#### WHAT IS REQUIRED
Counting only lines below that contain the string "套餐明细", give the total as a single number.

DATA TO EXAMINE Block Start

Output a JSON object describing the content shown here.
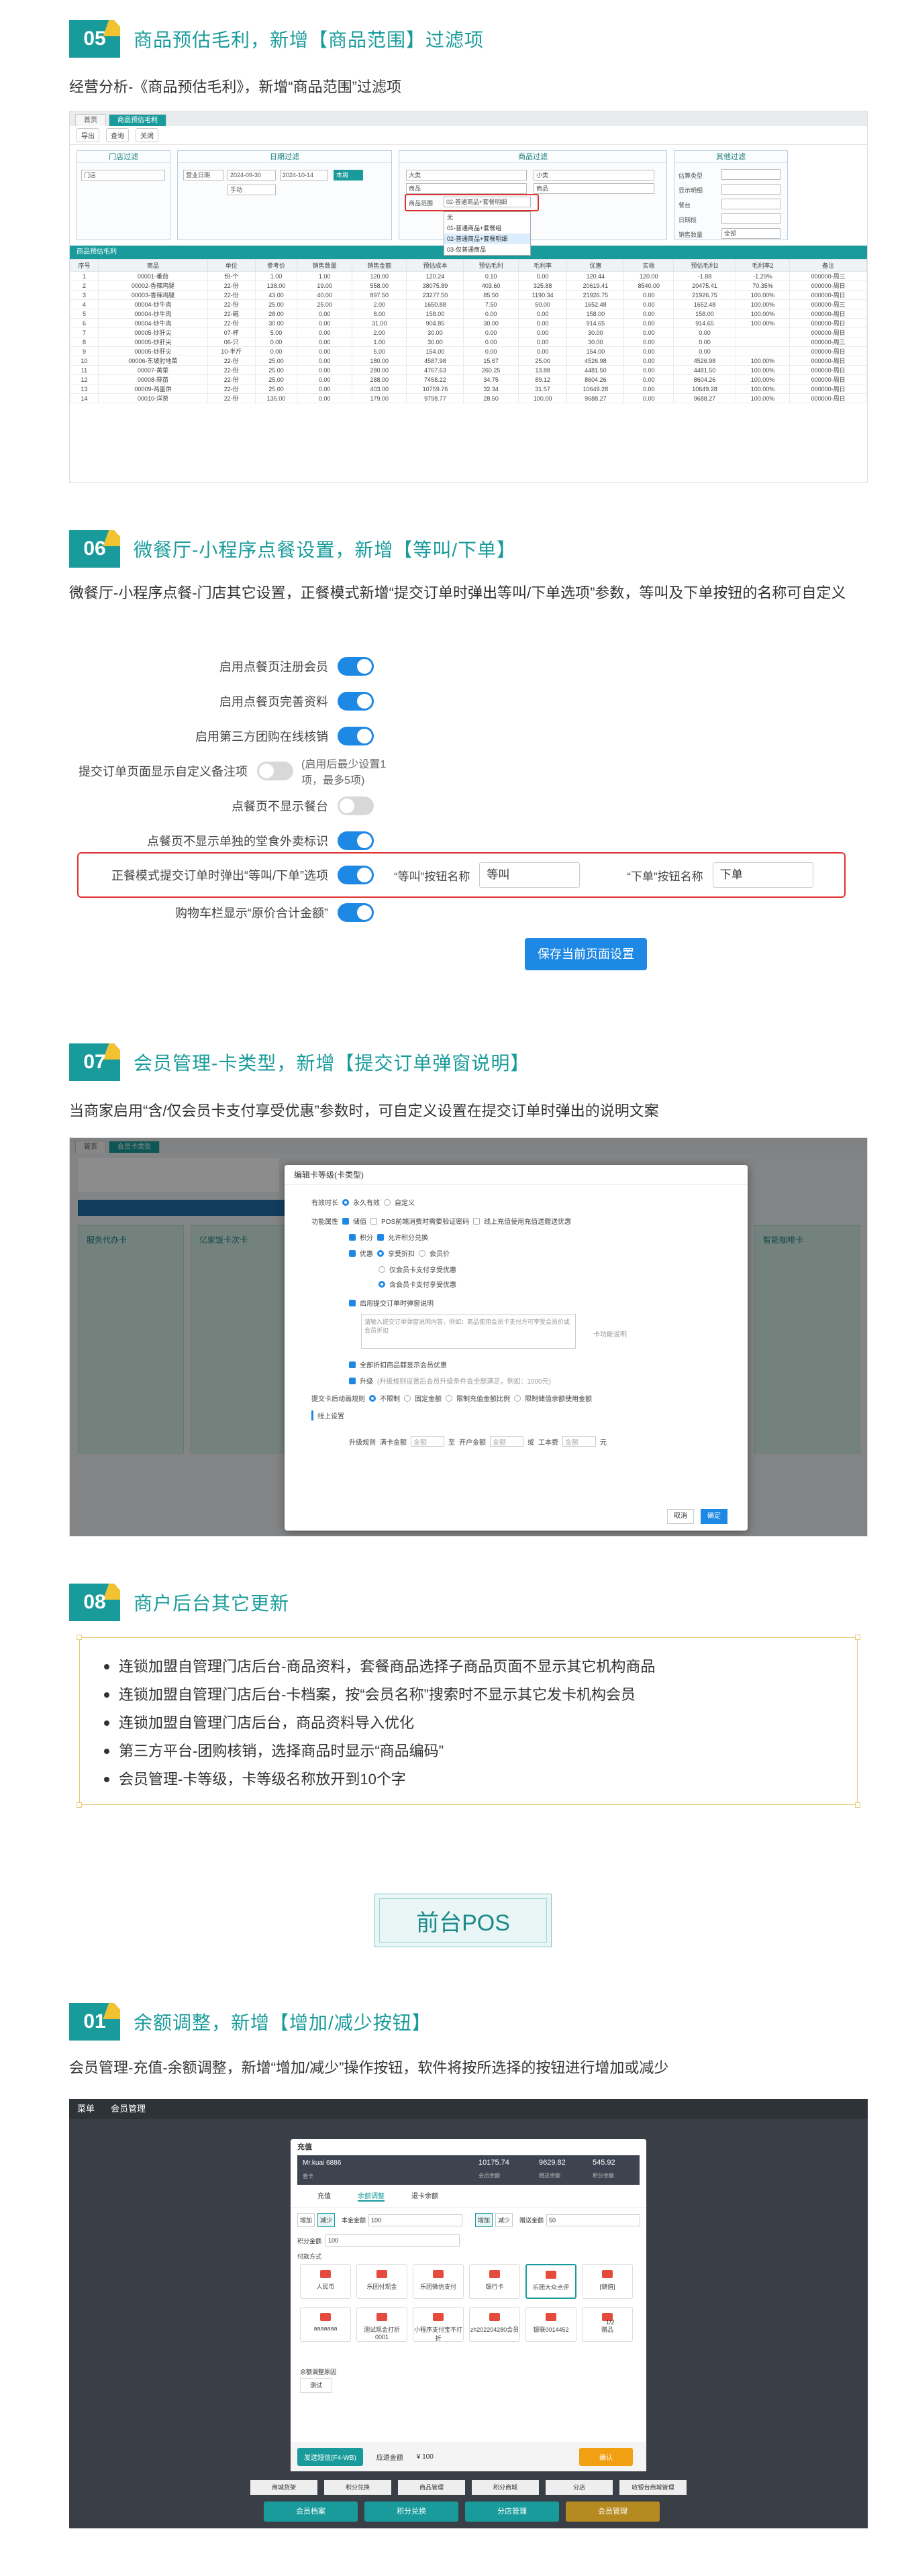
{
  "s05": {
    "num": "05",
    "title": "商品预估毛利，新增【商品范围】过滤项",
    "desc": "经营分析-《商品预估毛利》，新增“商品范围”过滤项",
    "tabs": [
      "首页",
      "商品预估毛利"
    ],
    "toolbar": [
      "导出",
      "查询",
      "关闭"
    ],
    "filter_titles": [
      "门店过滤",
      "日期过滤",
      "商品过滤",
      "其他过滤"
    ],
    "store_label": "门店",
    "date_type": "营业日期",
    "date_from": "2024-09-30",
    "date_to": "2024-10-14",
    "date_btn": "本周",
    "period": "手动",
    "goods_type": "大类",
    "goods_sub": "小类",
    "goods_name": "商品",
    "goods_name2": "商品",
    "range_label": "商品范围",
    "range_value": "02-普通商品+套餐明细",
    "range_options": [
      "无",
      "01-普通商品+套餐组",
      "02-普通商品+套餐明细",
      "03-仅普通商品"
    ],
    "other_labels": [
      "估算类型",
      "显示明细",
      "餐台",
      "日期段",
      "销售数量"
    ],
    "other_value": "全部",
    "table_title": "商品预估毛利",
    "columns": [
      "序号",
      "商品",
      "单位",
      "参考价",
      "销售数量",
      "销售金额",
      "预估成本",
      "预估毛利",
      "毛利率",
      "优惠",
      "实收",
      "预估毛利2",
      "毛利率2",
      "备注"
    ],
    "rows": [
      [
        "1",
        "00001-番茄",
        "份-个",
        "1.00",
        "1.00",
        "120.00",
        "120.24",
        "0.10",
        "0.00",
        "120.44",
        "120.00",
        "-1.88",
        "-1.29%",
        "000000-周三",
        ""
      ],
      [
        "2",
        "00002-香辣鸡腿",
        "22-份",
        "138.00",
        "19.00",
        "558.00",
        "38075.89",
        "403.60",
        "325.88",
        "20619.41",
        "8540.00",
        "20475.41",
        "70.35%",
        "000000-周日",
        "成本"
      ],
      [
        "3",
        "00003-香辣鸡腿",
        "22-份",
        "43.00",
        "40.00",
        "897.50",
        "23277.50",
        "85.50",
        "1190.34",
        "21926.75",
        "0.00",
        "21926.75",
        "100.00%",
        "000000-周日",
        "海鲜珍"
      ],
      [
        "4",
        "00004-炒牛肉",
        "22-份",
        "25.00",
        "25.00",
        "2.00",
        "1650.88",
        "7.50",
        "50.00",
        "1652.48",
        "0.00",
        "1652.48",
        "100.00%",
        "000000-周三",
        ""
      ],
      [
        "5",
        "00004-炒牛肉",
        "22-碗",
        "28.00",
        "0.00",
        "8.00",
        "158.00",
        "0.00",
        "0.00",
        "158.00",
        "0.00",
        "158.00",
        "100.00%",
        "000000-周日",
        ""
      ],
      [
        "6",
        "00004-炒牛肉",
        "22-份",
        "30.00",
        "0.00",
        "31.00",
        "904.85",
        "30.00",
        "0.00",
        "914.65",
        "0.00",
        "914.65",
        "100.00%",
        "000000-周日",
        ""
      ],
      [
        "7",
        "00005-炒肝尖",
        "07-杯",
        "5.00",
        "0.00",
        "2.00",
        "30.00",
        "0.00",
        "0.00",
        "30.00",
        "0.00",
        "0.00",
        "",
        "000000-周日",
        ""
      ],
      [
        "8",
        "00005-炒肝尖",
        "06-只",
        "0.00",
        "0.00",
        "1.00",
        "30.00",
        "0.00",
        "0.00",
        "30.00",
        "0.00",
        "0.00",
        "",
        "000000-周三",
        ""
      ],
      [
        "9",
        "00005-炒肝尖",
        "10-半斤",
        "0.00",
        "0.00",
        "5.00",
        "154.00",
        "0.00",
        "0.00",
        "154.00",
        "0.00",
        "0.00",
        "",
        "000000-周日",
        ""
      ],
      [
        "10",
        "00006-东坡肘地菜",
        "22-份",
        "25.00",
        "0.00",
        "180.00",
        "4587.98",
        "15.67",
        "25.00",
        "4526.98",
        "0.00",
        "4526.98",
        "100.00%",
        "000000-周日",
        ""
      ],
      [
        "11",
        "00007-黄菜",
        "22-份",
        "25.00",
        "0.00",
        "280.00",
        "4767.63",
        "260.25",
        "13.88",
        "4481.50",
        "0.00",
        "4481.50",
        "100.00%",
        "000000-周日",
        ""
      ],
      [
        "12",
        "00008-蒜苗",
        "22-份",
        "25.00",
        "0.00",
        "288.00",
        "7458.22",
        "34.75",
        "89.12",
        "8604.26",
        "0.00",
        "8604.26",
        "100.00%",
        "000000-周日",
        ""
      ],
      [
        "13",
        "00009-鸡蛋饼",
        "22-份",
        "25.00",
        "0.00",
        "403.00",
        "10759.76",
        "32.34",
        "31.57",
        "10649.28",
        "0.00",
        "10649.28",
        "100.00%",
        "000000-周日",
        ""
      ],
      [
        "14",
        "00010-洋葱",
        "22-份",
        "135.00",
        "0.00",
        "179.00",
        "9798.77",
        "28.50",
        "100.00",
        "9688.27",
        "0.00",
        "9688.27",
        "100.00%",
        "000000-周日",
        ""
      ]
    ]
  },
  "s06": {
    "num": "06",
    "title": "微餐厅-小程序点餐设置，新增【等叫/下单】",
    "desc": "微餐厅-小程序点餐-门店其它设置，正餐模式新增“提交订单时弹出等叫/下单选项”参数，等叫及下单按钮的名称可自定义",
    "settings": [
      {
        "label": "启用点餐页注册会员",
        "on": true,
        "hint": ""
      },
      {
        "label": "启用点餐页完善资料",
        "on": true,
        "hint": ""
      },
      {
        "label": "启用第三方团购在线核销",
        "on": true,
        "hint": ""
      },
      {
        "label": "提交订单页面显示自定义备注项",
        "on": false,
        "hint": "(启用后最少设置1项，最多5项)"
      },
      {
        "label": "点餐页不显示餐台",
        "on": false,
        "hint": ""
      },
      {
        "label": "点餐页不显示单独的堂食外卖标识",
        "on": true,
        "hint": ""
      }
    ],
    "highlight_label": "正餐模式提交订单时弹出“等叫/下单”选项",
    "wait_label": "“等叫”按钮名称",
    "wait_value": "等叫",
    "order_label": "“下单”按钮名称",
    "order_value": "下单",
    "cart_label": "购物车栏显示“原价合计金额”",
    "save_label": "保存当前页面设置"
  },
  "s07": {
    "num": "07",
    "title": "会员管理-卡类型，新增【提交订单弹窗说明】",
    "desc": "当商家启用“含/仅会员卡支付享受优惠”参数时，可自定义设置在提交订单时弹出的说明文案",
    "tabs": [
      "首页",
      "会员卡类型"
    ],
    "modal_title": "编辑卡等级(卡类型)",
    "valid_label": "有效时长",
    "valid_options": [
      "永久有效",
      "自定义"
    ],
    "func_label": "功能属性",
    "func_items": [
      "储值",
      "POS前端消费时需要验证密码",
      "线上充值使用充值送赠送优惠"
    ],
    "points": "积分",
    "points_sub": "允许积分兑换",
    "discount": "优惠",
    "discount_options": [
      "享受折扣",
      "会员价"
    ],
    "discount_sub1": "仅会员卡支付享受优惠",
    "discount_sub2": "含会员卡支付享受优惠",
    "popup_label": "启用提交订单时弹窗说明",
    "popup_placeholder": "请输入提交订单弹窗说明内容，例如：商品使用会员卡支付方可享受会员价或会员折扣",
    "popup_side": "卡功能说明",
    "show_all": "全部折扣商品都显示会员优惠",
    "upgrade": "升级",
    "upgrade_hint": "(升级规则设置后会员升级条件会全部满足，例如：1000元)",
    "recharge_label": "提交卡后动画规则",
    "recharge_options": [
      "不限制",
      "固定金额",
      "限制充值金额比例",
      "限制储值余额使用金额"
    ],
    "online_label": "线上设置",
    "upgrade_row": [
      "升级规则",
      "满卡金额",
      "金额",
      "至",
      "开户金额",
      "金额",
      "或",
      "工本费",
      "金额",
      "元"
    ],
    "cancel": "取消",
    "confirm": "确定",
    "cards": [
      "服务代办卡",
      "亿家饭卡次卡",
      "",
      "",
      "",
      "",
      "智能咖啡卡"
    ]
  },
  "s08": {
    "num": "08",
    "title": "商户后台其它更新",
    "items": [
      "连锁加盟自管理门店后台-商品资料，套餐商品选择子商品页面不显示其它机构商品",
      "连锁加盟自管理门店后台-卡档案，按“会员名称”搜索时不显示其它发卡机构会员",
      "连锁加盟自管理门店后台，商品资料导入优化",
      "第三方平台-团购核销，选择商品时显示“商品编码”",
      "会员管理-卡等级，卡等级名称放开到10个字"
    ]
  },
  "pos": {
    "banner": "前台POS",
    "num": "01",
    "title": "余额调整，新增【增加/减少按钮】",
    "desc": "会员管理-充值-余额调整，新增“增加/减少”操作按钮，软件将按所选择的按钮进行增加或减少",
    "top_menu": [
      "菜单",
      "会员管理"
    ],
    "modal_title": "充值",
    "member_name": "Mr.kuai 6886",
    "member_sub": "普卡",
    "balance1": "10175.74",
    "balance1_label": "会员余额",
    "balance2": "9629.82",
    "balance2_label": "赠送余额",
    "balance3": "545.92",
    "balance3_label": "积分余额",
    "tabs": [
      "充值",
      "余额调整",
      "退卡余额"
    ],
    "add": "增加",
    "minus": "减少",
    "main_label": "本金金额",
    "main_value": "100",
    "gift_label": "赠送金额",
    "gift_value": "50",
    "points_label": "积分金额",
    "points_value": "100",
    "pay_label": "付款方式",
    "pay_methods": [
      "人民币",
      "乐团付现金",
      "乐团微信支付",
      "银行卡",
      "乐团大众点评",
      "[储值]",
      "aaaaaaa",
      "测试现金打折0001",
      "小程序支付宝不打折",
      "zh202204280会员",
      "银联0014452",
      "赠品"
    ],
    "pager": "1/2",
    "note_label": "余额调整原因",
    "note_value": "测试",
    "sms_btn": "发送短信(F4-WB)",
    "total_label": "应退金额",
    "total_value": "¥ 100",
    "confirm": "确认",
    "bottom": [
      "商城货架",
      "积分兑换",
      "商品管理",
      "积分商城",
      "分店",
      "收银台商城管理"
    ],
    "footer_btns": [
      "会员档案",
      "积分兑换",
      "分店管理",
      "会员管理"
    ]
  }
}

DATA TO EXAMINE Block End

#### SOLUTION FOR THIS PROBLEM
2